WHAT YOU SHOULD DO: No images, please. Copy each entry below exactly as it reads.

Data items
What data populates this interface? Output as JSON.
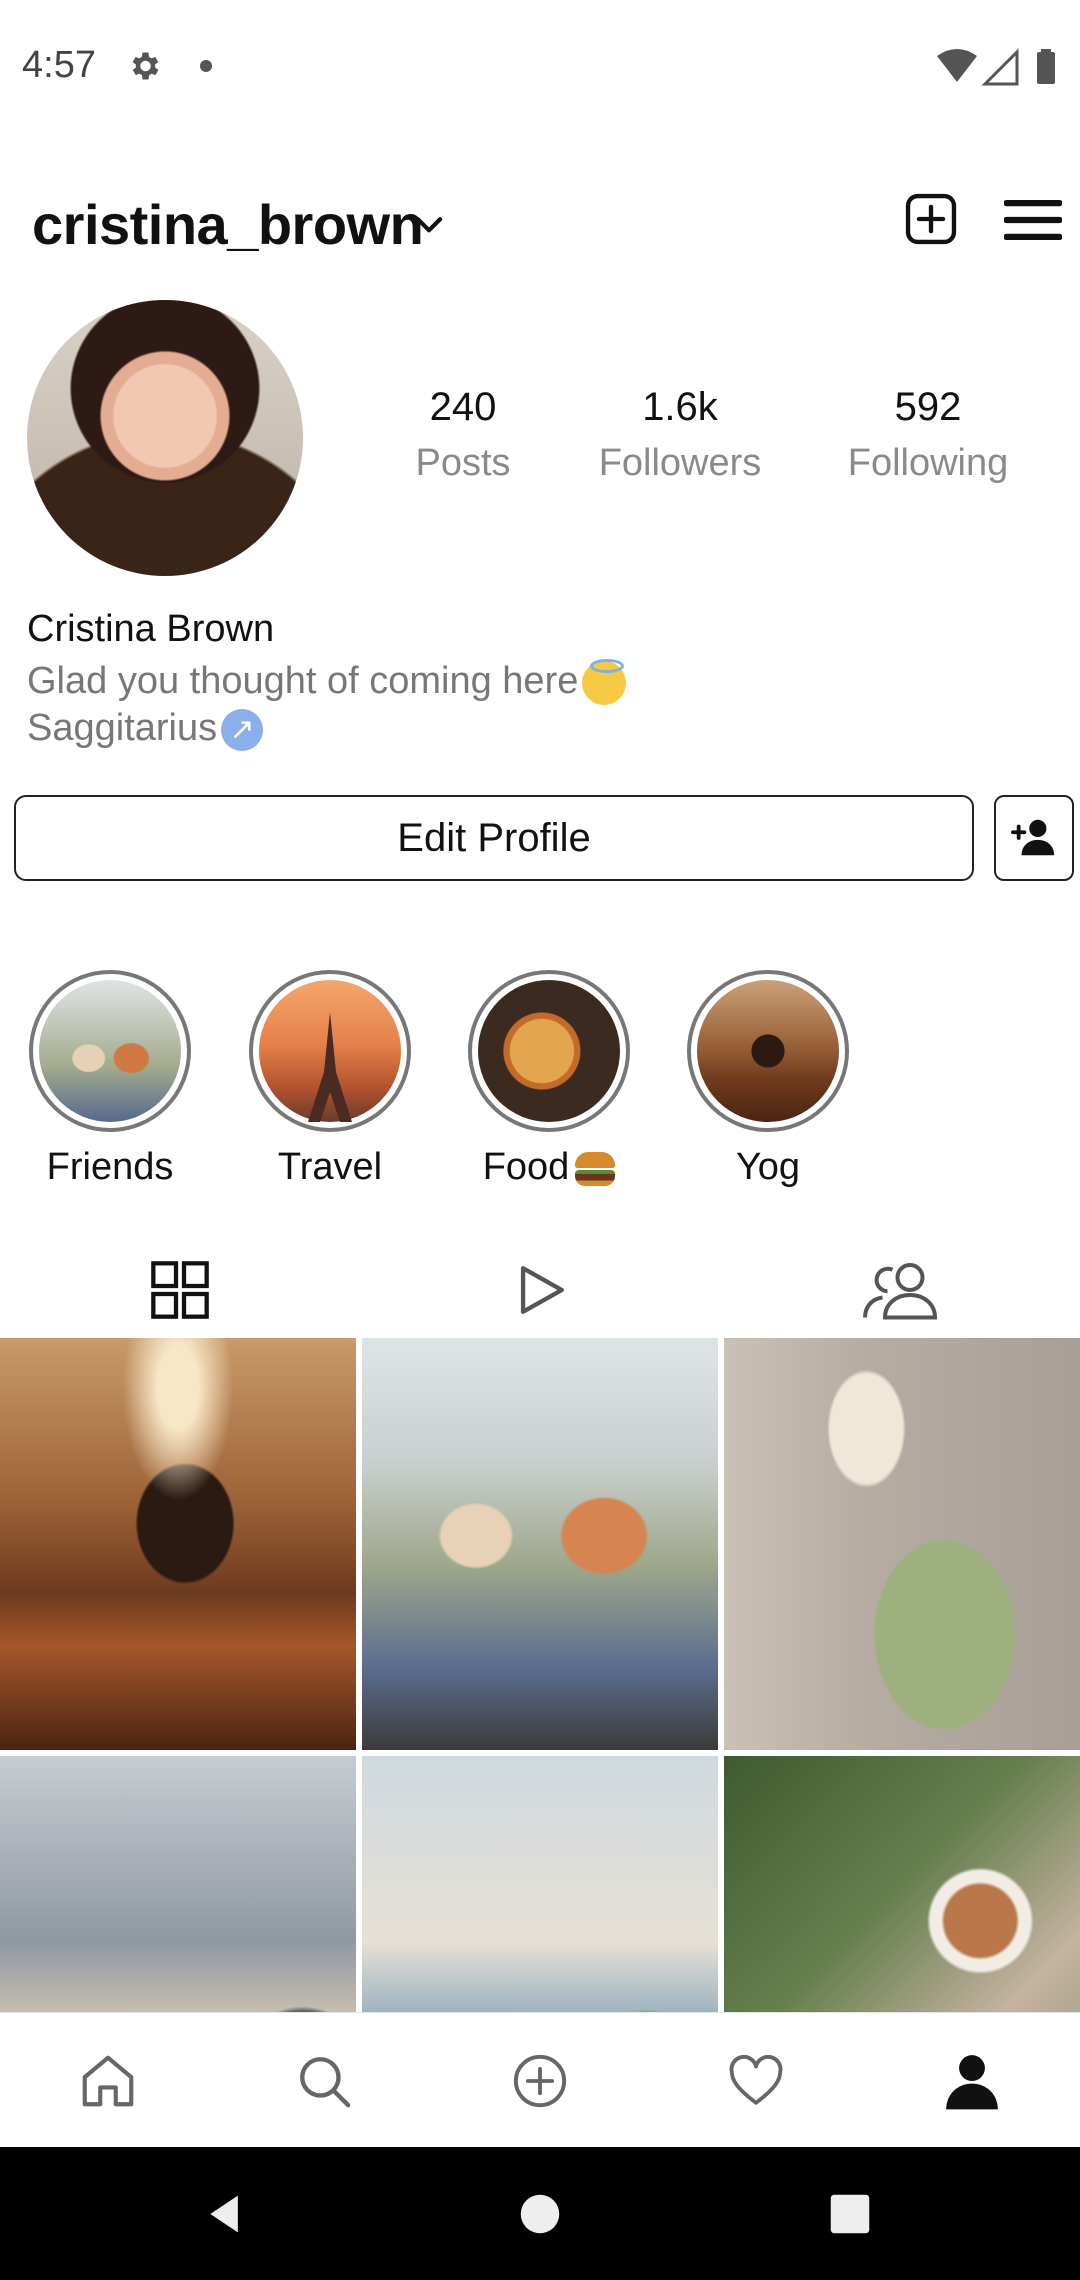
{
  "status_bar": {
    "time": "4:57",
    "icons": [
      "gear-icon",
      "notification-dot",
      "wifi-icon",
      "signal-icon",
      "battery-icon"
    ]
  },
  "header": {
    "username": "cristina_brown"
  },
  "stats": {
    "posts": {
      "value": "240",
      "label": "Posts"
    },
    "followers": {
      "value": "1.6k",
      "label": "Followers"
    },
    "following": {
      "value": "592",
      "label": "Following"
    }
  },
  "bio": {
    "full_name": "Cristina Brown",
    "line1": "Glad you thought of coming here",
    "line2": "Saggitarius"
  },
  "buttons": {
    "edit_profile": "Edit Profile"
  },
  "highlights": [
    {
      "label": "Friends"
    },
    {
      "label": "Travel"
    },
    {
      "label": "Food"
    },
    {
      "label": "Yog"
    }
  ],
  "tabs": [
    "grid-icon",
    "reels-icon",
    "tagged-icon"
  ],
  "bottom_nav": [
    "home-icon",
    "search-icon",
    "add-icon",
    "heart-icon",
    "profile-icon"
  ],
  "colors": {
    "text": "#111111",
    "muted": "#8a8a8a",
    "border": "#222222",
    "ring": "#777777"
  }
}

EXERCISE RESPONSE:
What data populates this interface? Output as JSON.
{
  "status_bar": {
    "time": "4:57",
    "icons": [
      "gear-icon",
      "notification-dot",
      "wifi-icon",
      "signal-icon",
      "battery-icon"
    ]
  },
  "header": {
    "username": "cristina_brown"
  },
  "stats": {
    "posts": {
      "value": "240",
      "label": "Posts"
    },
    "followers": {
      "value": "1.6k",
      "label": "Followers"
    },
    "following": {
      "value": "592",
      "label": "Following"
    }
  },
  "bio": {
    "full_name": "Cristina Brown",
    "line1": "Glad you thought of coming here",
    "line2": "Saggitarius"
  },
  "buttons": {
    "edit_profile": "Edit Profile"
  },
  "highlights": [
    {
      "label": "Friends"
    },
    {
      "label": "Travel"
    },
    {
      "label": "Food"
    },
    {
      "label": "Yog"
    }
  ],
  "tabs": [
    "grid-icon",
    "reels-icon",
    "tagged-icon"
  ],
  "bottom_nav": [
    "home-icon",
    "search-icon",
    "add-icon",
    "heart-icon",
    "profile-icon"
  ],
  "colors": {
    "text": "#111111",
    "muted": "#8a8a8a",
    "border": "#222222",
    "ring": "#777777"
  }
}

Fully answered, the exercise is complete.